https://phys.org/news/2021-09-ingredient-cheaper-hydrogen-fuel-production.htmlWater splitting reactions that produce hydrogen are triggered using rare platinum ($1450/ounce), iridium ($1370/ounce) and ruthenium ($367/ounce), or cheaper but less active metals—cobalt ($70,000/ton), nickel ($26,000/ton) and iron ($641/ton).
Professor Ziqi Sun from the QUT School of Chemistry and Physics and QUT Centre for Materials Science and Dr. Hong Peng from the School of Chemical Engineering at the University of Queensland led research to create a new catalyst using only a small amount of these reactive metals.
They combined them with feldspars, aluminosilicate rock minerals found in mining waste that Professor Sun said some companies pay about $30/ton to dispose of.
In the experiment, featured on the August cover of Advanced Energy & Sustainability Research, the researchers triggered a water splitting reaction using heated-activated feldspars nanocoated with only 1–2 percent of the cheaper reactive metals.
"Water splitting involves two chemical reactions—one with the hydrogen atom and one with the oxygen atom—to cause them to separate," Professor Sun said.
"This new nanocoated material triggered the oxygen evolution reaction, which controls the overall efficiency of the whole water splitting process," he said.

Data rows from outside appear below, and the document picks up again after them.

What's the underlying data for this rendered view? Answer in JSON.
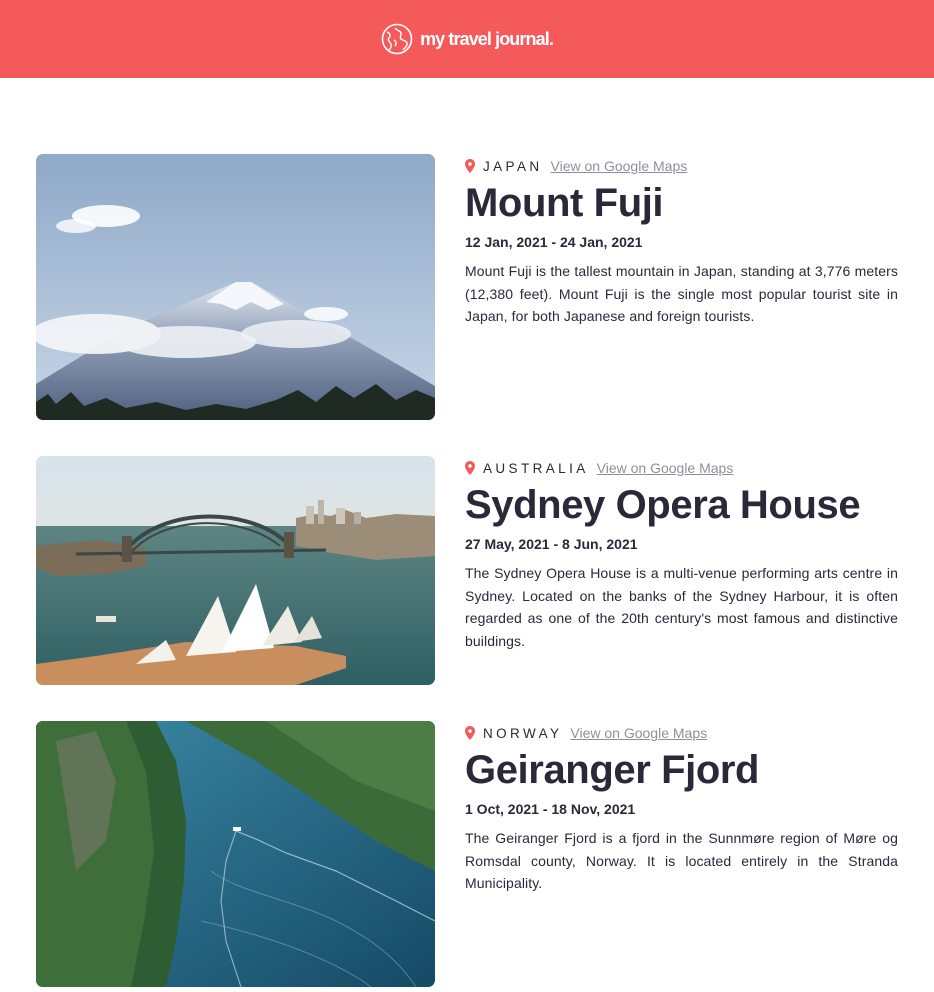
{
  "header": {
    "title": "my travel journal.",
    "icon": "globe-icon",
    "background": "#f55a5a"
  },
  "entries": [
    {
      "country": "JAPAN",
      "map_link": "View on Google Maps",
      "place": "Mount Fuji",
      "dates": "12 Jan, 2021 - 24 Jan, 2021",
      "description": "Mount Fuji is the tallest mountain in Japan, standing at 3,776 meters (12,380 feet). Mount Fuji is the single most popular tourist site in Japan, for both Japanese and foreign tourists."
    },
    {
      "country": "AUSTRALIA",
      "map_link": "View on Google Maps",
      "place": "Sydney Opera House",
      "dates": "27 May, 2021 - 8 Jun, 2021",
      "description": "The Sydney Opera House is a multi-venue performing arts centre in Sydney. Located on the banks of the Sydney Harbour, it is often regarded as one of the 20th century's most famous and distinctive buildings."
    },
    {
      "country": "NORWAY",
      "map_link": "View on Google Maps",
      "place": "Geiranger Fjord",
      "dates": "1 Oct, 2021 - 18 Nov, 2021",
      "description": "The Geiranger Fjord is a fjord in the Sunnmøre region of Møre og Romsdal county, Norway. It is located entirely in the Stranda Municipality."
    }
  ],
  "colors": {
    "accent": "#f55a5a",
    "text": "#2b283a",
    "link": "#918e9b"
  }
}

Professor Sun said cobalt-coated feldspar was most efficient and optimizing the new catalysts could see them outperform raw metals or even match the superior efficiency of platinum metals.